“I hadn’t even considered it,” Botterill, who at the time was thinking about attending the University of Calgary, said of Harvard. About Shewchuk and Harvard, Botterill said, “She opened my eyes to it.” After getting in touch with Crimson coach Katey Stone and a brief visit to Cambridge, Botterill was sold: “It just sort of felt right.”
Her impact on the Crimson was immediately felt, as Botterill helped transform Harvard from a constant contender to a bona fide powerhouse. In her first year, Botterill scored the overtime goal in the American Women’s College Hockey Alliance’s National Championship against the University of Minnesota. “A thrill,” she recalled. This on top of being named the Ivy League Rookie of the Year, First Team All-Eastern Collegiate Athletic Conference (ECAC), All-Ivy League, and All-American. She also led the nation in game-winning goals, with eight.
In her sophomore year, Botterill was named the 2000 ECAC/Franklin Player of the Year, Ivy League Co-Player of the Year, and New England Hockey Writers’ Player of the Year. And once again, the psychology major led her team, this time with six game-winning goals, including the overtime goal against Northeastern in the Beanpot Championship.
Pacing the nation her junior year with 78 points (42 goals and 36 assists) in 30 games, Botterill captured the coveted Patty Kazmaier Memorial Award, given annually to the women’s best collegiate player. She was also named ECAC and Ivy League Player of the Year for the second straight season. And just for prosperity’s sake, Botterill – who has embraced the style of winning games in dramatic fashion – once again netted the game-winner against the Huskies in the title game of the 2001 Beanpot Tournament.
Dominating on the collegiate scale, Botterill took off the 2002 season to return to international play, and another shot at Olympic gold. Together on the ice in Salt Lake City with Shewchuk, who made the 2002 team for her first Olympics, Botterill captured gold with a 3-2 upset of the favored Americans.

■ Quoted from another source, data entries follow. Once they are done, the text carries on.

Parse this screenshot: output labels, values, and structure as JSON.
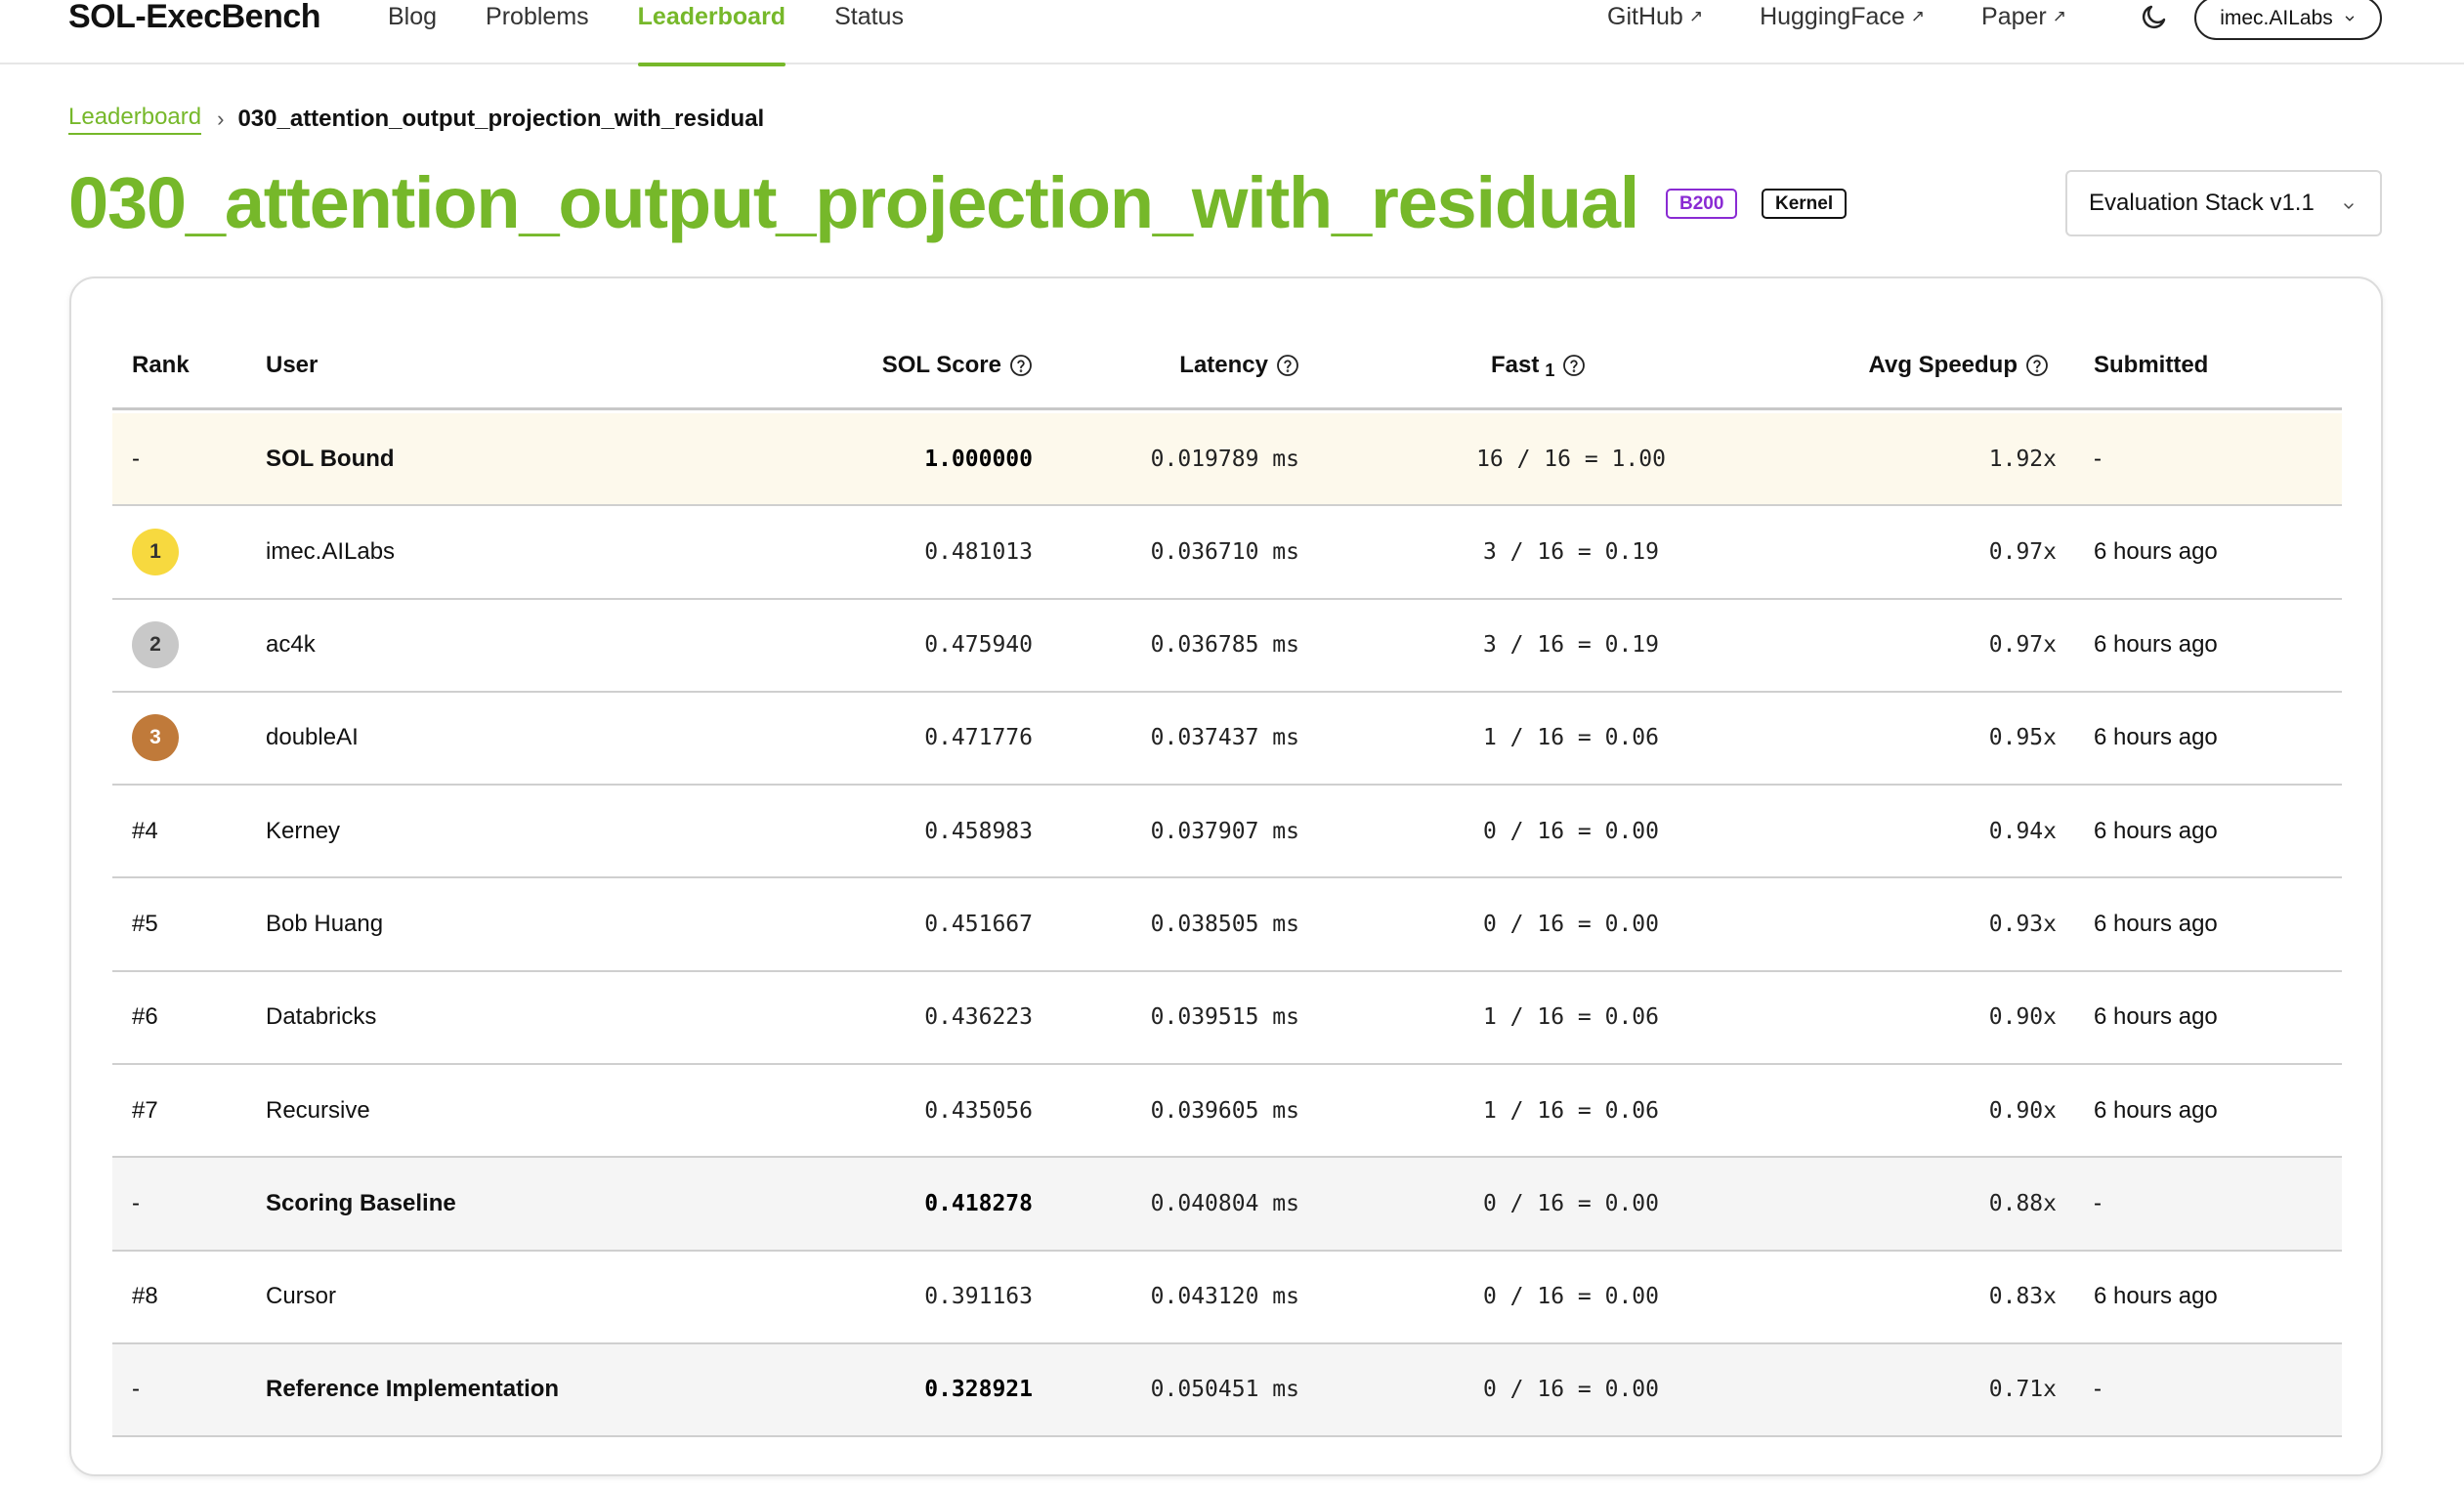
{
  "header": {
    "brand": "SOL-ExecBench",
    "nav": [
      "Blog",
      "Problems",
      "Leaderboard",
      "Status"
    ],
    "external": [
      "GitHub",
      "HuggingFace",
      "Paper"
    ],
    "user": "imec.AILabs"
  },
  "breadcrumb": {
    "root": "Leaderboard",
    "current": "030_attention_output_projection_with_residual"
  },
  "title": "030_attention_output_projection_with_residual",
  "badges": {
    "gpu": "B200",
    "type": "Kernel"
  },
  "stack_select": "Evaluation Stack v1.1",
  "table": {
    "headers": {
      "rank": "Rank",
      "user": "User",
      "sol": "SOL Score",
      "latency": "Latency",
      "fast": "Fast",
      "fast_sub": "1",
      "speedup": "Avg Speedup",
      "submitted": "Submitted"
    },
    "rows": [
      {
        "kind": "sol",
        "rank": "-",
        "medal": "",
        "user": "SOL Bound",
        "sol": "1.000000",
        "latency": "0.019789 ms",
        "fast": "16 / 16 = 1.00",
        "speedup": "1.92x",
        "submitted": "-"
      },
      {
        "kind": "user",
        "rank": "1",
        "medal": "gold",
        "user": "imec.AILabs",
        "sol": "0.481013",
        "latency": "0.036710 ms",
        "fast": "3 / 16 = 0.19",
        "speedup": "0.97x",
        "submitted": "6 hours ago"
      },
      {
        "kind": "user",
        "rank": "2",
        "medal": "silver",
        "user": "ac4k",
        "sol": "0.475940",
        "latency": "0.036785 ms",
        "fast": "3 / 16 = 0.19",
        "speedup": "0.97x",
        "submitted": "6 hours ago"
      },
      {
        "kind": "user",
        "rank": "3",
        "medal": "bronze",
        "user": "doubleAI",
        "sol": "0.471776",
        "latency": "0.037437 ms",
        "fast": "1 / 16 = 0.06",
        "speedup": "0.95x",
        "submitted": "6 hours ago"
      },
      {
        "kind": "user",
        "rank": "#4",
        "medal": "",
        "user": "Kerney",
        "sol": "0.458983",
        "latency": "0.037907 ms",
        "fast": "0 / 16 = 0.00",
        "speedup": "0.94x",
        "submitted": "6 hours ago"
      },
      {
        "kind": "user",
        "rank": "#5",
        "medal": "",
        "user": "Bob Huang",
        "sol": "0.451667",
        "latency": "0.038505 ms",
        "fast": "0 / 16 = 0.00",
        "speedup": "0.93x",
        "submitted": "6 hours ago"
      },
      {
        "kind": "user",
        "rank": "#6",
        "medal": "",
        "user": "Databricks",
        "sol": "0.436223",
        "latency": "0.039515 ms",
        "fast": "1 / 16 = 0.06",
        "speedup": "0.90x",
        "submitted": "6 hours ago"
      },
      {
        "kind": "user",
        "rank": "#7",
        "medal": "",
        "user": "Recursive",
        "sol": "0.435056",
        "latency": "0.039605 ms",
        "fast": "1 / 16 = 0.06",
        "speedup": "0.90x",
        "submitted": "6 hours ago"
      },
      {
        "kind": "base",
        "rank": "-",
        "medal": "",
        "user": "Scoring Baseline",
        "sol": "0.418278",
        "latency": "0.040804 ms",
        "fast": "0 / 16 = 0.00",
        "speedup": "0.88x",
        "submitted": "-"
      },
      {
        "kind": "user",
        "rank": "#8",
        "medal": "",
        "user": "Cursor",
        "sol": "0.391163",
        "latency": "0.043120 ms",
        "fast": "0 / 16 = 0.00",
        "speedup": "0.83x",
        "submitted": "6 hours ago"
      },
      {
        "kind": "base",
        "rank": "-",
        "medal": "",
        "user": "Reference Implementation",
        "sol": "0.328921",
        "latency": "0.050451 ms",
        "fast": "0 / 16 = 0.00",
        "speedup": "0.71x",
        "submitted": "-"
      }
    ]
  },
  "colors": {
    "accent": "#76b82a",
    "gpu_badge": "#8a2bd3",
    "gold": "#f7d93f",
    "silver": "#c8c8c8",
    "bronze": "#c07a3a"
  }
}
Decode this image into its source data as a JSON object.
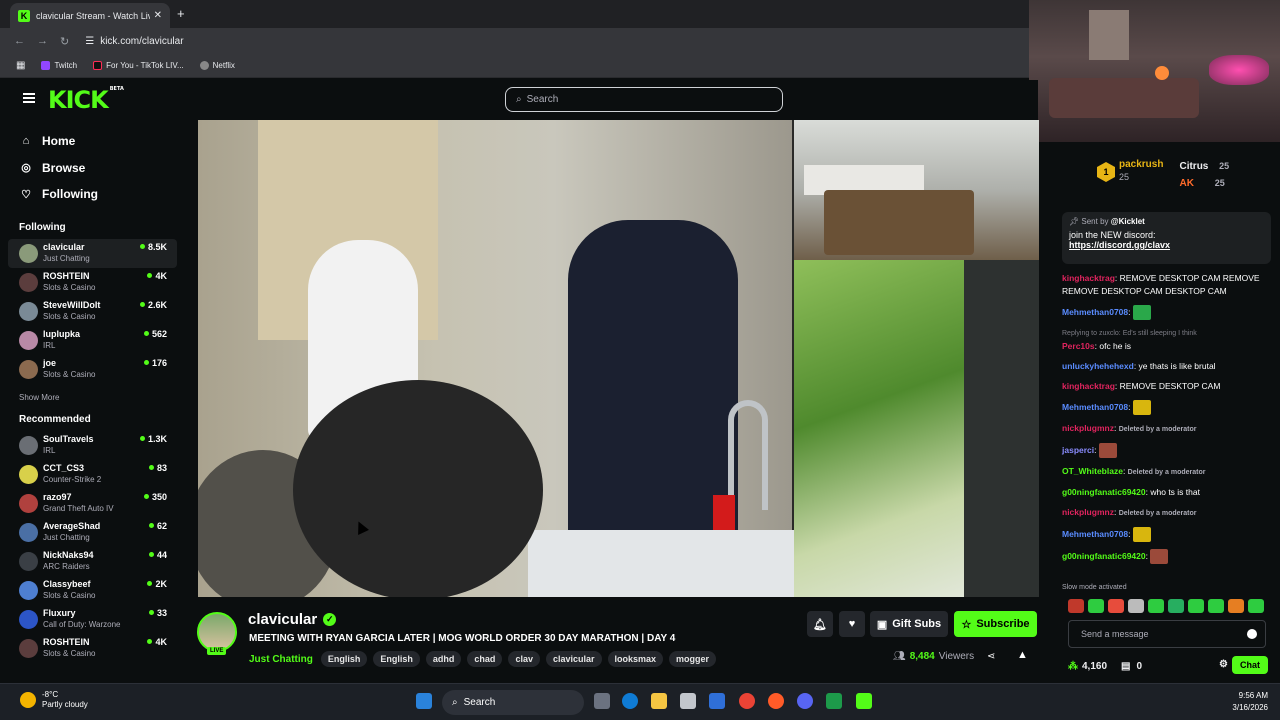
{
  "browser": {
    "tab_title": "clavicular Stream - Watch Live on Kick",
    "url": "kick.com/clavicular",
    "bookmarks": [
      "Twitch",
      "For You - TikTok LIV...",
      "Netflix"
    ]
  },
  "nav": {
    "logo": "KICK",
    "beta": "BETA",
    "search_placeholder": "Search"
  },
  "sidebar": {
    "main": [
      {
        "label": "Home",
        "icon": "home-icon"
      },
      {
        "label": "Browse",
        "icon": "compass-icon"
      },
      {
        "label": "Following",
        "icon": "heart-icon"
      }
    ],
    "following_title": "Following",
    "following": [
      {
        "name": "clavicular",
        "cat": "Just Chatting",
        "viewers": "8.5K",
        "color": "#8a9a7a"
      },
      {
        "name": "ROSHTEIN",
        "cat": "Slots & Casino",
        "viewers": "4K",
        "color": "#5b3d3d"
      },
      {
        "name": "SteveWillDoIt",
        "cat": "Slots & Casino",
        "viewers": "2.6K",
        "color": "#7a8a96"
      },
      {
        "name": "luplupka",
        "cat": "IRL",
        "viewers": "562",
        "color": "#b889a6"
      },
      {
        "name": "joe",
        "cat": "Slots & Casino",
        "viewers": "176",
        "color": "#8b6a4f"
      }
    ],
    "show_more": "Show More",
    "rec_title": "Recommended",
    "recommended": [
      {
        "name": "SoulTravels",
        "cat": "IRL",
        "viewers": "1.3K",
        "color": "#6a6e74"
      },
      {
        "name": "CCT_CS3",
        "cat": "Counter-Strike 2",
        "viewers": "83",
        "color": "#d8d04a"
      },
      {
        "name": "razo97",
        "cat": "Grand Theft Auto IV",
        "viewers": "350",
        "color": "#b0413e"
      },
      {
        "name": "AverageShad",
        "cat": "Just Chatting",
        "viewers": "62",
        "color": "#4a6fa5"
      },
      {
        "name": "NickNaks94",
        "cat": "ARC Raiders",
        "viewers": "44",
        "color": "#3a3f45"
      },
      {
        "name": "Classybeef",
        "cat": "Slots & Casino",
        "viewers": "2K",
        "color": "#4e7fd1"
      },
      {
        "name": "Fluxury",
        "cat": "Call of Duty: Warzone",
        "viewers": "33",
        "color": "#2c55c7"
      },
      {
        "name": "ROSHTEIN",
        "cat": "Slots & Casino",
        "viewers": "4K",
        "color": "#5b3d3d"
      }
    ]
  },
  "stream": {
    "name": "clavicular",
    "live": "LIVE",
    "title": "MEETING WITH RYAN GARCIA LATER | MOG WORLD ORDER 30 DAY MARATHON | DAY 4",
    "category": "Just Chatting",
    "tags": [
      "English",
      "English",
      "adhd",
      "chad",
      "clav",
      "clavicular",
      "looksmax",
      "mogger"
    ],
    "gift": "Gift Subs",
    "subscribe": "Subscribe",
    "viewers": "8,484",
    "viewers_label": "Viewers"
  },
  "chat": {
    "leaderboard": [
      {
        "name": "packrush",
        "val": "25"
      },
      {
        "name": "Citrus",
        "val": "25"
      },
      {
        "name": "AK",
        "val": "25"
      }
    ],
    "rank": "1",
    "pinned_by": "Sent by",
    "pinned_user": "@Kicklet",
    "pinned_text": "join the NEW discord:",
    "pinned_link": "https://discord.gg/clavx",
    "messages": [
      {
        "user": "kinghacktrag",
        "color": "#e0245e",
        "text": "REMOVE DESKTOP CAM REMOVE REMOVE DESKTOP CAM DESKTOP CAM"
      },
      {
        "user": "Mehmethan0708",
        "color": "#5a8cff",
        "text": "",
        "emote": "#2aa84a"
      },
      {
        "user": "Perc10s",
        "color": "#e0245e",
        "text": "ofc he is",
        "reply": "Replying to zuxclo: Ed's still sleeping I think"
      },
      {
        "user": "unluckyhehehexd",
        "color": "#5a8cff",
        "text": "ye thats is like brutal"
      },
      {
        "user": "kinghacktrag",
        "color": "#e0245e",
        "text": "REMOVE DESKTOP CAM"
      },
      {
        "user": "Mehmethan0708",
        "color": "#5a8cff",
        "text": "",
        "emote": "#d8b60e"
      },
      {
        "user": "nickplugmnz",
        "color": "#e0245e",
        "text": "Deleted by a moderator",
        "deleted": true
      },
      {
        "user": "jasperci",
        "color": "#8a8cff",
        "text": "",
        "emote": "#9b4a3a"
      },
      {
        "user": "OT_Whiteblaze",
        "color": "#53fc18",
        "text": "Deleted by a moderator",
        "deleted": true
      },
      {
        "user": "g00ningfanatic69420",
        "color": "#53fc18",
        "text": "who ts is that"
      },
      {
        "user": "nickplugmnz",
        "color": "#e0245e",
        "text": "Deleted by a moderator",
        "deleted": true
      },
      {
        "user": "Mehmethan0708",
        "color": "#5a8cff",
        "text": "",
        "emote": "#d8b60e"
      },
      {
        "user": "g00ningfanatic69420",
        "color": "#53fc18",
        "text": "",
        "emote": "#9b4a3a"
      }
    ],
    "slow_mode": "Slow mode activated",
    "input_placeholder": "Send a message",
    "points": "4,160",
    "gifts": "0",
    "chat_btn": "Chat"
  },
  "taskbar": {
    "temp": "-8°C",
    "weather": "Partly cloudy",
    "search": "Search",
    "time": "9:56 AM",
    "date": "3/16/2026"
  }
}
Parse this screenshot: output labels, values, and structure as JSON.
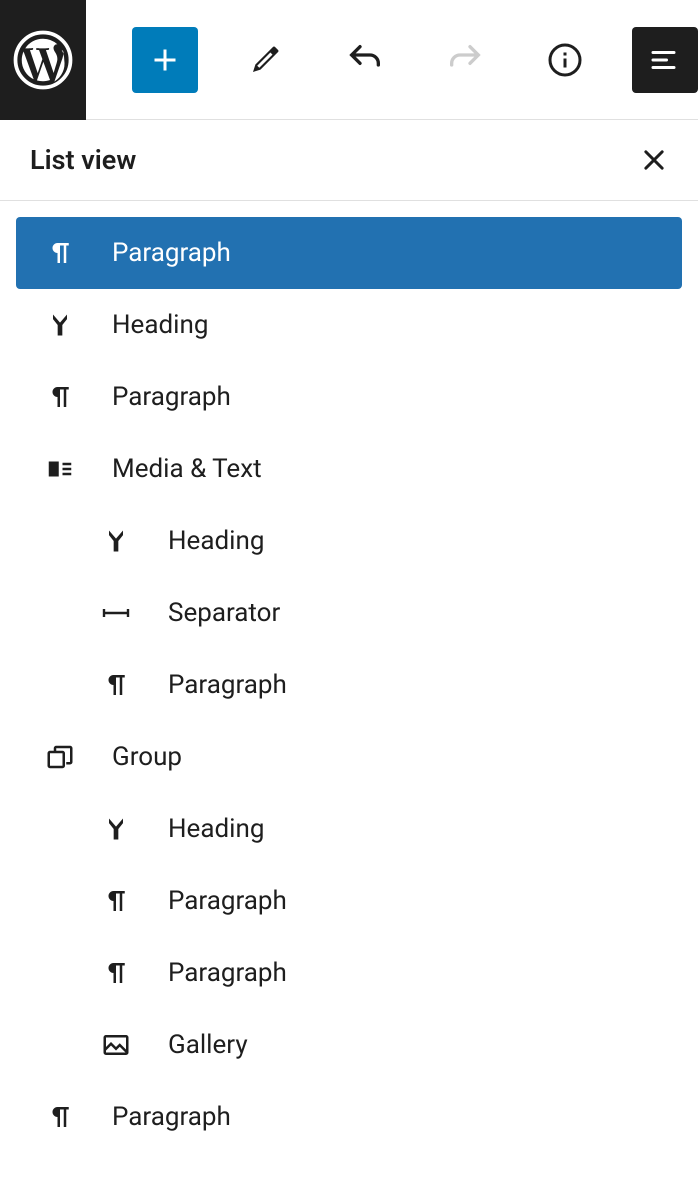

Mission accomplished, Botterill returned to Harvard for one final go. In the 2003 campaign, she recorded a point in 80 consecutive games (a collegiate record), as the women’s team – whose roster included fellow Olympians Angela Ruggiero ’04 and Julie Chu ’06 of Team USA – tormented opponents all the way to the national championship. Losing 4-3 in double OT against Minnesota-Duluth in what many regard as one of the greatest collegiate hockey games ever played, Botterill, though obviously disappointed, reflected on the not-quite storybook ending: “We believed until that very last shot that it was going to work out. And that’s what sports are about.”
Watch for Botterill in the 2006 Olympics in Torino, Italy.